Work required :: If a line in the entries below includes "your", pick it out and copy it.

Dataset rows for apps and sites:
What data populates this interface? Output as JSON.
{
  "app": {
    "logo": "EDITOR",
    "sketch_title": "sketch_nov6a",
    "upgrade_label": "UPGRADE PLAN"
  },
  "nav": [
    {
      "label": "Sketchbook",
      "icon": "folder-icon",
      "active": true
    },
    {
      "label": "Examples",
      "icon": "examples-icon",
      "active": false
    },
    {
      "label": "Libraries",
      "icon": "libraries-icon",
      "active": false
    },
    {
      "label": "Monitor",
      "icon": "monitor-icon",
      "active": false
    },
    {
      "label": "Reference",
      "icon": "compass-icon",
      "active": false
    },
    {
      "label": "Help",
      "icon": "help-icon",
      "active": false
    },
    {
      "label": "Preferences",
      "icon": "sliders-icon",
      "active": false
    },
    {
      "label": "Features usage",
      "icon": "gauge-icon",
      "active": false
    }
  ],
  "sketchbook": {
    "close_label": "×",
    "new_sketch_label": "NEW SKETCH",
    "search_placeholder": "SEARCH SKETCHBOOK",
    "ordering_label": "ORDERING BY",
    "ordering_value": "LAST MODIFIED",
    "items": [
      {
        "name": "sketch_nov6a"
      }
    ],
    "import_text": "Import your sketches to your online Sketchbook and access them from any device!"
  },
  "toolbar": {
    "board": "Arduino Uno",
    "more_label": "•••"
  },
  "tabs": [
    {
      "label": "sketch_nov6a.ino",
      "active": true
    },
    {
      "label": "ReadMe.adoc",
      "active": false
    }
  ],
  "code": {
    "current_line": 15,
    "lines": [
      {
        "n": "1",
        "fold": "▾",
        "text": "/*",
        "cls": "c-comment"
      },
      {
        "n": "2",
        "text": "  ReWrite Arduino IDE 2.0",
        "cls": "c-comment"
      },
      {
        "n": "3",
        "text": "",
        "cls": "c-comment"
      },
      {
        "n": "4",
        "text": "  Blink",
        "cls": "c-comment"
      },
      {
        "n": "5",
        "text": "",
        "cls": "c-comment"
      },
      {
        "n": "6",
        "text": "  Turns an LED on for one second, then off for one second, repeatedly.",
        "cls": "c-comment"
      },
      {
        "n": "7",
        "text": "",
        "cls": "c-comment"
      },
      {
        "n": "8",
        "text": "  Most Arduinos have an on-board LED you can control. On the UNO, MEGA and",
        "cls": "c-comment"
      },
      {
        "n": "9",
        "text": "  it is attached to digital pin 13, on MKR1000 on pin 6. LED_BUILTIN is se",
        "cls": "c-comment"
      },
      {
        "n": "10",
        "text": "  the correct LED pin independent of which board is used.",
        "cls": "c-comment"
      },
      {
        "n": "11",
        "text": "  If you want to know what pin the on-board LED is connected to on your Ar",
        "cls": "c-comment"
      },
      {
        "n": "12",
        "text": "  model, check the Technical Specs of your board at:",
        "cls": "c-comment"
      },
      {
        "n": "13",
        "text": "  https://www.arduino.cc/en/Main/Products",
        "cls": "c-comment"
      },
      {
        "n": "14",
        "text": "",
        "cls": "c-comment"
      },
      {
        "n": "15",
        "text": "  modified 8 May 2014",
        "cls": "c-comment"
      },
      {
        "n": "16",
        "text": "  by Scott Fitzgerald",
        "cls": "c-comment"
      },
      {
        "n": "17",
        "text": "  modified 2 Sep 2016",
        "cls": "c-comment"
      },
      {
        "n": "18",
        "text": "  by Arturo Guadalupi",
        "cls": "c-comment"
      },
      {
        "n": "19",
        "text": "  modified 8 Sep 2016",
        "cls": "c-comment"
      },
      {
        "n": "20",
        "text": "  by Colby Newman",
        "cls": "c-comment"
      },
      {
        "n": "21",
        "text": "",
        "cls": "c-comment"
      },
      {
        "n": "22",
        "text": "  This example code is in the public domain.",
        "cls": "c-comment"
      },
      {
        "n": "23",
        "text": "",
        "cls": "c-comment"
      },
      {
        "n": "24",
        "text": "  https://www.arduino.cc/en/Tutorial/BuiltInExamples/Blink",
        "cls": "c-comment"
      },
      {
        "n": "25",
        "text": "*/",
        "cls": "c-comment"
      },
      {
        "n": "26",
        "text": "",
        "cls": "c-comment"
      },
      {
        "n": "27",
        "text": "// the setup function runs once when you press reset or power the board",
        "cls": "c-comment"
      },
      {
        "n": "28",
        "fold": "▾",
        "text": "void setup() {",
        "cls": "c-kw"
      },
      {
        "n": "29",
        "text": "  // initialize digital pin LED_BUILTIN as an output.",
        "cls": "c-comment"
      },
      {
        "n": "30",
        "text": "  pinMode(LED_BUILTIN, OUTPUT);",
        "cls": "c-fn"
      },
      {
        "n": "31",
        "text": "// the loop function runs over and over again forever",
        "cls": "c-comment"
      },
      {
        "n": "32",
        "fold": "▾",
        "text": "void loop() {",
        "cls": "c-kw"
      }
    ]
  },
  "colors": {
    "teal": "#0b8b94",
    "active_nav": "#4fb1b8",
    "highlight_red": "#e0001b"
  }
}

Task response ::
    "import_text": "Import your sketches to your online Sketchbook and access them from any device!"
        "text": "  If you want to know what pin the on-board LED is connected to on your Ar",
        "text": "  model, check the Technical Specs of your board at:",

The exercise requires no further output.